The rest of the week we continued to eat our evening meals and enjoy time together in the succah as a family and with friends. The weather was perfect almost the whole week! However on Thursday afternoon, day 6 of the 7 day festival, the wind took the succah for a sail. And just like last year, Shalom and I were in the driveway picking up the pieces and bringing them into the garage for inspection and storage. I’m pleased to report that nothing was damaged that cannot be repaired and the murals escaped unharmed.
Even the banners that Miriam made came through the event unscathed. The first banner reads, “Blessed is he who comes in the name of the LORD” which is bridegroom language. This is a phrase that is pronounced as the bridegroom is on his way to fetch his bride on their wedding day. This is a festive and joyous proclamation! We remember reading in Matthew 21, Mark 11 and John 12 that upon Yeshua’s entrance to Jerusaslem that fateful Passover season, the people shouted this very thing as they lay palm branches on the path before Him. This was a way of saying to Him, “We believe you are the one we have waited for. Come, finish what you started in the Temple at Sukkot!” The succot in Israel are covered with palm branches as a roof and used in other festive ways during Sukkot. We also remember that in Matthew 23 and Luke 13 we read that Yeshua said that “You will not see me again until you say ‘Blessed is he who comes in the name of the LORD!‘” At Sukkot we remember and we look ahead – we remember when the Children of Israel were led through the desert for 40 years and in all that time their shoes didn’t wear out nor did they or their animals even lack food or water. HaShem provided for all of their needs as they lived in their temporary dwellings. We also look forward to a time when we will dwell again in the midst of our Master and the Creator of the Universe. We look forward to the wedding feast that the King will throw for the Lamb and his bride, we look forward to the World to Come with much joy and anticipation. “Blessed is he who comes in the name of the LORD!”

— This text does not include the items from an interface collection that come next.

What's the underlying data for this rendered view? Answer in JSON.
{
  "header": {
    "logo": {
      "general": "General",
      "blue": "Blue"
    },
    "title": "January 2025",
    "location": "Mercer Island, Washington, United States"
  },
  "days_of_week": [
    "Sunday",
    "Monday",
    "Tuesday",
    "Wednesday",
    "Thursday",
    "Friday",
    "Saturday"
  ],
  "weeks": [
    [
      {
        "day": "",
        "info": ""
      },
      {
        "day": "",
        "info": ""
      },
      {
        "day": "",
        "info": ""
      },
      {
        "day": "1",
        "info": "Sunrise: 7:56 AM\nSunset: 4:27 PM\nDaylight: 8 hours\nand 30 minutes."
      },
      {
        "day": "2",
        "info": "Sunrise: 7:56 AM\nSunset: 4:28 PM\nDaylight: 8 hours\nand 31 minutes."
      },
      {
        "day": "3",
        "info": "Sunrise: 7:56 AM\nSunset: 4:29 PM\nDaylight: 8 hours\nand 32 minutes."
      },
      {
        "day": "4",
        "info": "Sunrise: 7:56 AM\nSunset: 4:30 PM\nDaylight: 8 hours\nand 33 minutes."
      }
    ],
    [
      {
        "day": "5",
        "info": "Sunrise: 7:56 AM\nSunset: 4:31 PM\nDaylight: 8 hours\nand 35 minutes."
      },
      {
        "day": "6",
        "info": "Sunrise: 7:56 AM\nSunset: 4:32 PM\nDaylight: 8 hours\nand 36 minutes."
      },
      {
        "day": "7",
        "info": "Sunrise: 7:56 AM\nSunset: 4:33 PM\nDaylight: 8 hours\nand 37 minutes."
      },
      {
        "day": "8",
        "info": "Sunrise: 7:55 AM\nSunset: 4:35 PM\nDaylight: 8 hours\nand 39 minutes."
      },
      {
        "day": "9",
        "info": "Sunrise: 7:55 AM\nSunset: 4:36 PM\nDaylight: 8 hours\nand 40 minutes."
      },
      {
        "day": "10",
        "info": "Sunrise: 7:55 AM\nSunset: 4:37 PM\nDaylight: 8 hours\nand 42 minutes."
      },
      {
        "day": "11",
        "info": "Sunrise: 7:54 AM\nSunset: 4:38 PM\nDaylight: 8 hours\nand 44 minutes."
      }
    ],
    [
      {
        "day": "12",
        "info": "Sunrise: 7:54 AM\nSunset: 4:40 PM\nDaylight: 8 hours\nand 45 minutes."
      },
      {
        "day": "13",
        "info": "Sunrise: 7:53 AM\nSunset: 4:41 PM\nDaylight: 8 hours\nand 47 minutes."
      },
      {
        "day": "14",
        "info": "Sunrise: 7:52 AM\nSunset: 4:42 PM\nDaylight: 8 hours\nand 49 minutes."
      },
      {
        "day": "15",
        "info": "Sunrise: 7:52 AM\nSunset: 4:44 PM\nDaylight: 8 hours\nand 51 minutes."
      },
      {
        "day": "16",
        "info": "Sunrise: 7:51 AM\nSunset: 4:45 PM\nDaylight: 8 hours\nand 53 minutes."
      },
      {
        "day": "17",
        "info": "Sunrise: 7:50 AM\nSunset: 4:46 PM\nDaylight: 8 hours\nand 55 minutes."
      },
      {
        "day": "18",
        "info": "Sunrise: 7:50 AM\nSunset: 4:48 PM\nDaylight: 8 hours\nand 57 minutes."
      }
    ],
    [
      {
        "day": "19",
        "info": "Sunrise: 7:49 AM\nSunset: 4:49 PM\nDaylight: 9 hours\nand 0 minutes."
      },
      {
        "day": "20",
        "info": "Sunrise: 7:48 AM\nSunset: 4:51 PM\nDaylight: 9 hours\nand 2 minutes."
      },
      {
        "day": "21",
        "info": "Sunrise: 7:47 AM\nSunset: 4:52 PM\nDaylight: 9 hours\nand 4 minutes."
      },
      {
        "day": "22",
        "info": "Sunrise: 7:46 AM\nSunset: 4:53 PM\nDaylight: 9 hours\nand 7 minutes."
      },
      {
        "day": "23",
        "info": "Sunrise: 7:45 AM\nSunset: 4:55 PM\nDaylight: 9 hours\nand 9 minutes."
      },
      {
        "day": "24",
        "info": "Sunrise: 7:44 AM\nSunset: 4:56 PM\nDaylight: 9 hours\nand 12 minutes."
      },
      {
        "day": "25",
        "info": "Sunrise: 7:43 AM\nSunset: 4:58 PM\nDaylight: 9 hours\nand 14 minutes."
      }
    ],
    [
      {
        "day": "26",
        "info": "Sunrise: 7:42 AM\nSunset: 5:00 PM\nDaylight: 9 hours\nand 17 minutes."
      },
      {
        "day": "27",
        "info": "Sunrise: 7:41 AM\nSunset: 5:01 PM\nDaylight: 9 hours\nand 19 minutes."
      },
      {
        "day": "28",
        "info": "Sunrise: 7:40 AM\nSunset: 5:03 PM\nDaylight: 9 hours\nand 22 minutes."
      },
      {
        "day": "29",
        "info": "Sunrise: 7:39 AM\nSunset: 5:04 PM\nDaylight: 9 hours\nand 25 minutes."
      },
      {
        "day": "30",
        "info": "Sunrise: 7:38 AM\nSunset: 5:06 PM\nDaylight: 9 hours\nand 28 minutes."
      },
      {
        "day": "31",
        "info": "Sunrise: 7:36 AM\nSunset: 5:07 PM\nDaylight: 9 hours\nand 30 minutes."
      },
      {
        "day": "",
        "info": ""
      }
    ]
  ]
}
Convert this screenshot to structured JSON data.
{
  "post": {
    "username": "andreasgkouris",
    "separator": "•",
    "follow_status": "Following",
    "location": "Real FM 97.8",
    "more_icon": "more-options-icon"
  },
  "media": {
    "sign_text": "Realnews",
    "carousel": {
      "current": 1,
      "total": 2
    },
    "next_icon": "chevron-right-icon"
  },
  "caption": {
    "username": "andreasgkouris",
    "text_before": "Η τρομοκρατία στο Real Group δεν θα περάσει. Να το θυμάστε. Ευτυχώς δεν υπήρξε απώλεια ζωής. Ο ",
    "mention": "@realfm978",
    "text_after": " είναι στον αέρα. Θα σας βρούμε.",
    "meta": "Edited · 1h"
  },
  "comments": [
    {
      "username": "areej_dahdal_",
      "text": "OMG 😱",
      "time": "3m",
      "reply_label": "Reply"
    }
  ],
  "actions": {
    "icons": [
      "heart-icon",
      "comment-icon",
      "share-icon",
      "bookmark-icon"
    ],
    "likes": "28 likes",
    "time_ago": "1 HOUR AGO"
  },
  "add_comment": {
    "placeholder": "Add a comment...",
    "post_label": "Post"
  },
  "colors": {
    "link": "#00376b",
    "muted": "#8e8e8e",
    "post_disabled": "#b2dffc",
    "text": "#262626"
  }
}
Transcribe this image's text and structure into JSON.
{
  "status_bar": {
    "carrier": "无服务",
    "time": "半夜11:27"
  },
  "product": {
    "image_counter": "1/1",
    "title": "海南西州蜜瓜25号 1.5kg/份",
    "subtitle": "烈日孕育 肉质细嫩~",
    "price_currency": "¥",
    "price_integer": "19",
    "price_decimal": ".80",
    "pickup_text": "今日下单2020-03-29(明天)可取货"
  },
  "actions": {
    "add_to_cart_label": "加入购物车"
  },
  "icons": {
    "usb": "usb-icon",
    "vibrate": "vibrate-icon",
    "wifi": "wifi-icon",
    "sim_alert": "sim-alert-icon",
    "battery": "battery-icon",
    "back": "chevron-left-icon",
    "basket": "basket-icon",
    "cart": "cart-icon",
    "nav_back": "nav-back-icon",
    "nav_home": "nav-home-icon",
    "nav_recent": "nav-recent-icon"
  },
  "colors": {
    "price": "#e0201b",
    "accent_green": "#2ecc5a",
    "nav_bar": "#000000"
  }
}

**I have not been able to verify the claims of this next teaching that we heard in the week before Shalom’s Bar Mitzvah. The ministry that we heard this from has not responded to my request for what their source material for their teaching here is. We did not discuss this banner with our guests.**
The other banner reads “This is my beloved son in whom I am well pleased“. This is festive and joyous pronouncement that would be made at a Bar Mitzvah, as one teaching goes. The Bar Mitzvah ceremony is a joyous time when the father presents his son to the community and the son is welcomed into the community now as a young adult. It is also at this time that, traditionally, the father is no longer responsible for the sins of the son, the son stands on his own before HaShem in judgement. At the conclusion of the ceremony the son is presented to the community, sometimes lifted up on a chair by his uncles and brothers, and the father follows the procession pointing to his son and shouting to the joyous crowd, “This is my son in whom I am well pleased!” What a blessing for that son! But we also read that this was a pronouncement that HaShem made over Yeshua in Matthew 3, Matthew 17:5, and 2 Peter 1. Yeshua probably didn’t hear this pronouncement from his earthly father, Joseph. It was HaShem Himself, the Creator of the Universe, Who rolled back the heavens and made this declaration over His Son at the start of His ministry. Wow!
Our Festival of Sukkot was truly blessed! Words cannot do justice in describing how our hearts were filled during this Sukkot season. Thank You, Father, Who gives good things. Blessed are You, HaShem, our G-d, King of the Universe Who is holy in all His ways!!